▶ [DATA SUPPLIED]:

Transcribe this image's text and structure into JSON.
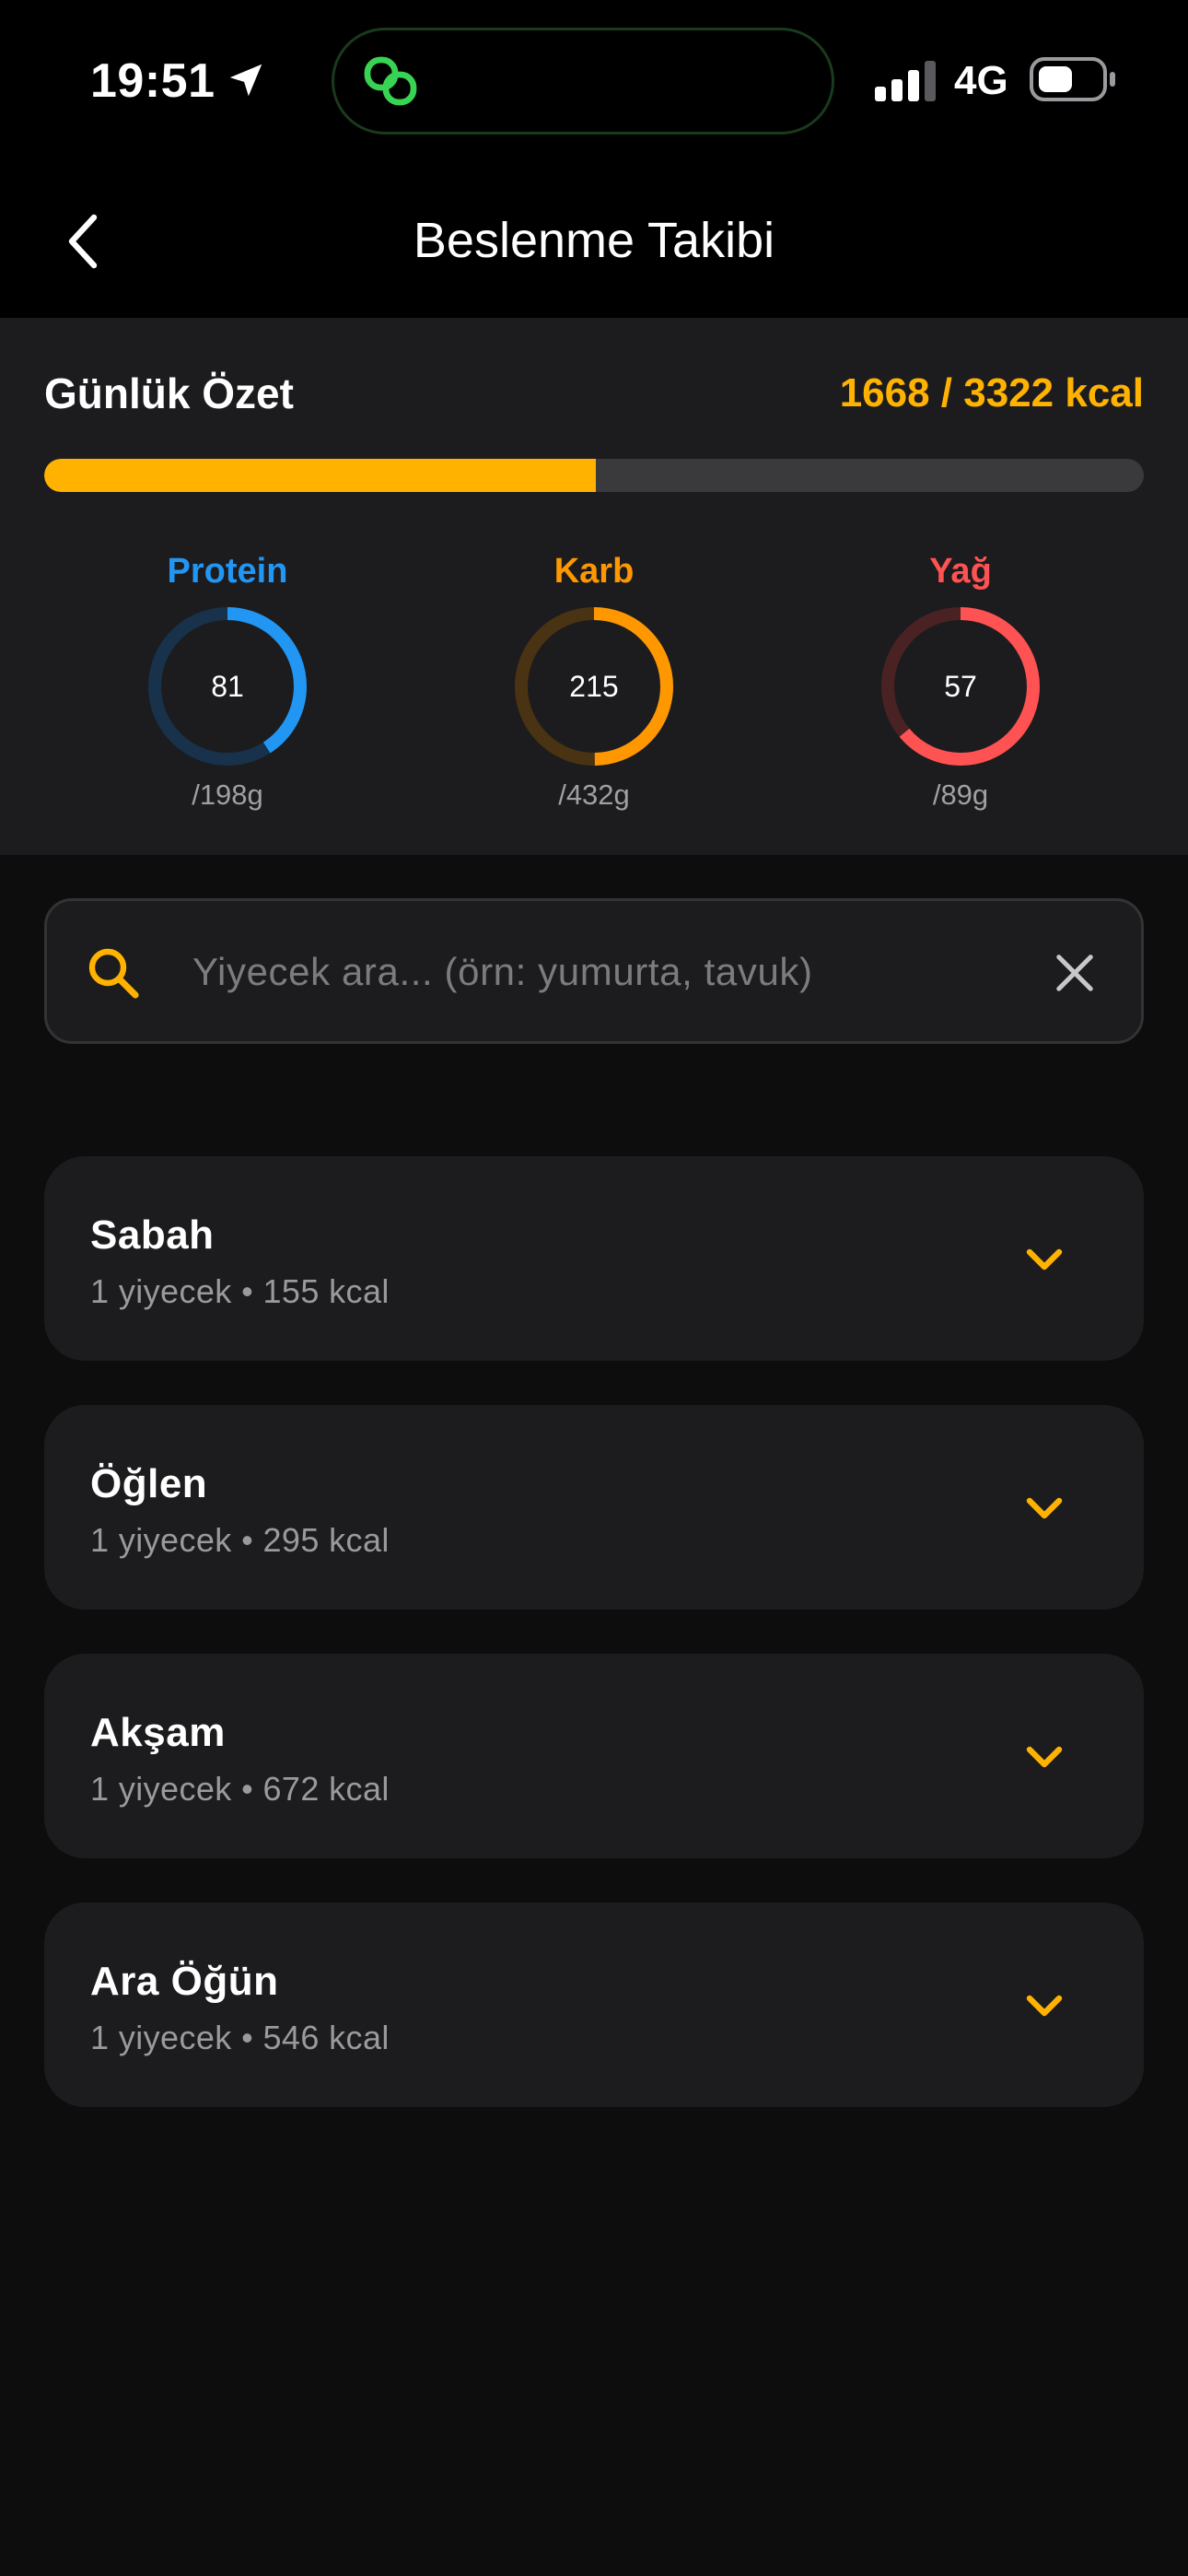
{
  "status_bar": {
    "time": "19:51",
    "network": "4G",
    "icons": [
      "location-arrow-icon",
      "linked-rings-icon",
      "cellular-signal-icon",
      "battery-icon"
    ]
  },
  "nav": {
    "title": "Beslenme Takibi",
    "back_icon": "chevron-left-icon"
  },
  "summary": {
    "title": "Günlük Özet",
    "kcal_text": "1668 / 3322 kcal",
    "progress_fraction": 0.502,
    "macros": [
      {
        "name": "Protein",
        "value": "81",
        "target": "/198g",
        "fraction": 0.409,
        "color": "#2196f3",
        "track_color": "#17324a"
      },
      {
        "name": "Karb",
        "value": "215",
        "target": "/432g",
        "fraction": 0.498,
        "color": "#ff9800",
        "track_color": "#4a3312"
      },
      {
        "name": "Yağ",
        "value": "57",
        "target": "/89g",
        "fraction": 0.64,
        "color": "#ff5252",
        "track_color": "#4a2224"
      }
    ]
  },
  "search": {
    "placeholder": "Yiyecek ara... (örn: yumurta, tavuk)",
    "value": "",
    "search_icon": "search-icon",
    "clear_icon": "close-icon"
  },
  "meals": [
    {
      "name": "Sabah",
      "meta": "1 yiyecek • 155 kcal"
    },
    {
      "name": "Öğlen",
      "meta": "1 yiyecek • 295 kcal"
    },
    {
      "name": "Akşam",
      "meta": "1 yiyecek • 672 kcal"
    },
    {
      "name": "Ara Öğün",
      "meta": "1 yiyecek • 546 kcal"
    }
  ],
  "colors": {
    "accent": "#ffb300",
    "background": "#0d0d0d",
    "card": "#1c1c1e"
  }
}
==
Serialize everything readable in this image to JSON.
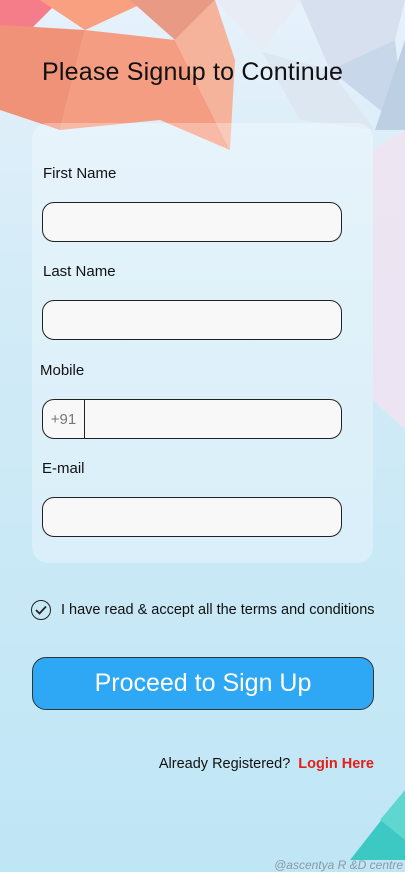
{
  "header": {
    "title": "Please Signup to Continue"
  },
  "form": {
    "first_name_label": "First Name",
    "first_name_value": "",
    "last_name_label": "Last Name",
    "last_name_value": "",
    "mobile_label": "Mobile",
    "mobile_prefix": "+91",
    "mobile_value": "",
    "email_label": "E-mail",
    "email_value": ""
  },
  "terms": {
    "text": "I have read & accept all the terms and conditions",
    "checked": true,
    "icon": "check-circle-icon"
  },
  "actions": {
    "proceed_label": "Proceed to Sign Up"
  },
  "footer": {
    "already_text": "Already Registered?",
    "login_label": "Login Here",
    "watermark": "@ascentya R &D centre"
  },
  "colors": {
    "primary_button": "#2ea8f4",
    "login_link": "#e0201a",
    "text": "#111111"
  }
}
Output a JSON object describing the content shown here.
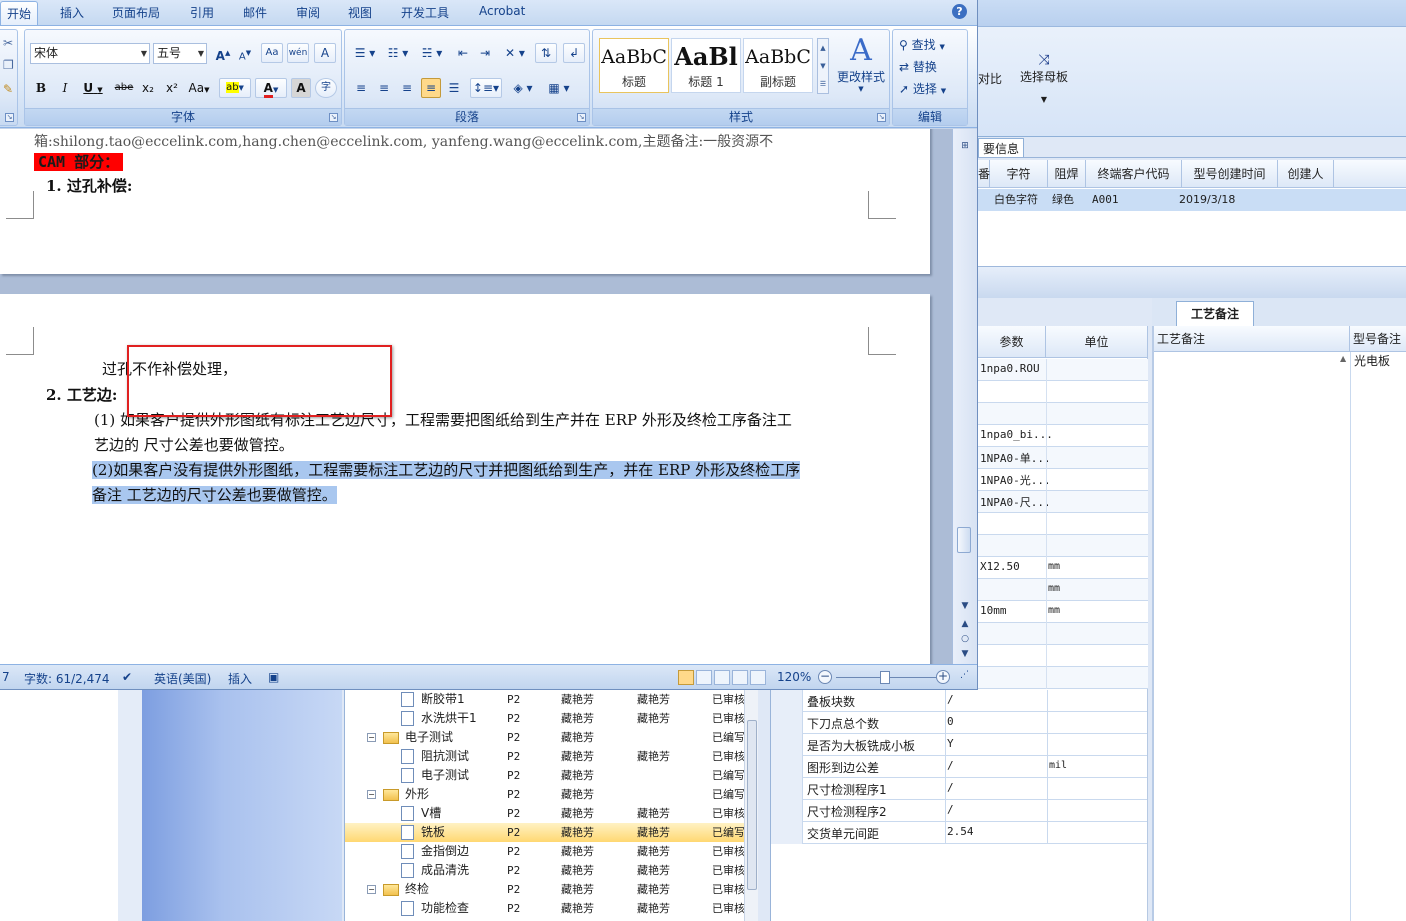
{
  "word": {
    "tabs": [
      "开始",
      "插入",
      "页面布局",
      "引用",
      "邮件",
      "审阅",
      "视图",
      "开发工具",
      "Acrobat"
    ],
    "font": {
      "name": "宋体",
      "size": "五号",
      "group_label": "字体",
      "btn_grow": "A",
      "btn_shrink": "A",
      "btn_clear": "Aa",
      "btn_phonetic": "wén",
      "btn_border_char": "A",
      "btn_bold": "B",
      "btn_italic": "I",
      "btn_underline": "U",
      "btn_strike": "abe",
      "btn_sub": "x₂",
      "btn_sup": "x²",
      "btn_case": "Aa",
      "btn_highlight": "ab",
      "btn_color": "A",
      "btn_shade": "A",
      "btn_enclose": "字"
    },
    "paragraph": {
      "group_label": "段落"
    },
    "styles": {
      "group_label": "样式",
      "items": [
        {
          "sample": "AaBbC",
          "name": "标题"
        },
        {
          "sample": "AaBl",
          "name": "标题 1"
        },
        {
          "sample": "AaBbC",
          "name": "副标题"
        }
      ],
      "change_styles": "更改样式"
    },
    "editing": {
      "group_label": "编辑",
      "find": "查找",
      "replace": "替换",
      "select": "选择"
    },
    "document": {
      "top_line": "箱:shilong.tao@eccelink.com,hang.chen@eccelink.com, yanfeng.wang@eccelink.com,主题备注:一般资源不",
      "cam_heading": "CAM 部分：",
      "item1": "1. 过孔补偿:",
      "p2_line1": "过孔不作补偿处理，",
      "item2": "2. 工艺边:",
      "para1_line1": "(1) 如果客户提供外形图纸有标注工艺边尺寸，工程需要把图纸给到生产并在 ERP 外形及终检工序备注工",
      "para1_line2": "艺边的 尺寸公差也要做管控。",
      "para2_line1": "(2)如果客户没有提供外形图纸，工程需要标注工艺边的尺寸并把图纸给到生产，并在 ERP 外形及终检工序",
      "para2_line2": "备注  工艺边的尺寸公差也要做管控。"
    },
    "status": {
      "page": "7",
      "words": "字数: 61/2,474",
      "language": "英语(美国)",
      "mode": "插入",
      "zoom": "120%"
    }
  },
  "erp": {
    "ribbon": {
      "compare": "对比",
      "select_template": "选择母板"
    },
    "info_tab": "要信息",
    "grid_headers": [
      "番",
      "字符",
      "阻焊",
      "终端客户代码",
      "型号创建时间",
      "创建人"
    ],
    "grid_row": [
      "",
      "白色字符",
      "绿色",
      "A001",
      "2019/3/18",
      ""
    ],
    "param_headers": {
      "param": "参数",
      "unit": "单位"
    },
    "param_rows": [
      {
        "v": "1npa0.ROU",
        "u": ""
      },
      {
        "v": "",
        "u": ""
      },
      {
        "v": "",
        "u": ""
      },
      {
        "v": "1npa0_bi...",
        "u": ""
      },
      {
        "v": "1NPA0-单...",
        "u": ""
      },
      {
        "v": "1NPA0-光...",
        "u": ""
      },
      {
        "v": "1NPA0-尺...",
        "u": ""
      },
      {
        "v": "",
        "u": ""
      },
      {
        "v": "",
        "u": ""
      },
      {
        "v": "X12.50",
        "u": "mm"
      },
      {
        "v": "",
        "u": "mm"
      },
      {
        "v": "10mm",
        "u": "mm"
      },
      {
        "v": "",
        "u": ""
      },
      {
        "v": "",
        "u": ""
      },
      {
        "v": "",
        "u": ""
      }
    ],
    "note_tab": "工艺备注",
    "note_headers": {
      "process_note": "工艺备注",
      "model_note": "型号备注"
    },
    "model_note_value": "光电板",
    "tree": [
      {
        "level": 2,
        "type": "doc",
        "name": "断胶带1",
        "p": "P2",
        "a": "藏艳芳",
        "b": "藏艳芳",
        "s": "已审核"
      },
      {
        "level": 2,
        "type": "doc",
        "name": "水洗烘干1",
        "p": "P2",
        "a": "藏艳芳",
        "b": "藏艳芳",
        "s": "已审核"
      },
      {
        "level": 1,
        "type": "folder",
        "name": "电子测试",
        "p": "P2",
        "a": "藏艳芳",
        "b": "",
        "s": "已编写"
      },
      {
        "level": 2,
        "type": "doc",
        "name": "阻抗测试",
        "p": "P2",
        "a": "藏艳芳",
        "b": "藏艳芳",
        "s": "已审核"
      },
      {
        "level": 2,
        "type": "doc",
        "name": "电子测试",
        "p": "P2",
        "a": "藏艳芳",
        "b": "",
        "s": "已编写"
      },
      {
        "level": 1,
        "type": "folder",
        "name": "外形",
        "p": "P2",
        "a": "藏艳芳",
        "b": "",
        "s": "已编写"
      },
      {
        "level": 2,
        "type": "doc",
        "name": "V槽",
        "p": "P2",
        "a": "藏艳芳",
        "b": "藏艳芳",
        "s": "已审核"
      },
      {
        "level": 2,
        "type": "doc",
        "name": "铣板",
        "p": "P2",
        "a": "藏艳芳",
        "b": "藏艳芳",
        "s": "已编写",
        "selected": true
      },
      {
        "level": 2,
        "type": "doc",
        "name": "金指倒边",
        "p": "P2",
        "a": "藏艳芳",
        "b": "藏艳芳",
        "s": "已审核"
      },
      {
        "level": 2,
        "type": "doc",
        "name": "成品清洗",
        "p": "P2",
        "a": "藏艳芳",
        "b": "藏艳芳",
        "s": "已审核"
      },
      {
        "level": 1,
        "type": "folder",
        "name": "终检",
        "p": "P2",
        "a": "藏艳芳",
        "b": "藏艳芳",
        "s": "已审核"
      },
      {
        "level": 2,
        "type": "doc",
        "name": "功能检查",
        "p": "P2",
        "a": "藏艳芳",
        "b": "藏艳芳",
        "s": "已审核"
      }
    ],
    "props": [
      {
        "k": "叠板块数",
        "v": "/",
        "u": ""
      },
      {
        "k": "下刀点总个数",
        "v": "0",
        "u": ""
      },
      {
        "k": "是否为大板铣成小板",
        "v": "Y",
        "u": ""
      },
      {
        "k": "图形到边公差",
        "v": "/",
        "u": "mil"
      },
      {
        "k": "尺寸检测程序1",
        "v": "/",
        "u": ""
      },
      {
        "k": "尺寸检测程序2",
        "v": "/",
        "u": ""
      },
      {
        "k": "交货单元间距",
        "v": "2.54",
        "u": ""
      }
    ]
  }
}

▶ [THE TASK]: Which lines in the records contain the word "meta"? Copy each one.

▶ [RESPONSE BELOW]:
      "meta": "1 yiyecek • 155 kcal"
      "meta": "1 yiyecek • 295 kcal"
      "meta": "1 yiyecek • 672 kcal"
      "meta": "1 yiyecek • 546 kcal"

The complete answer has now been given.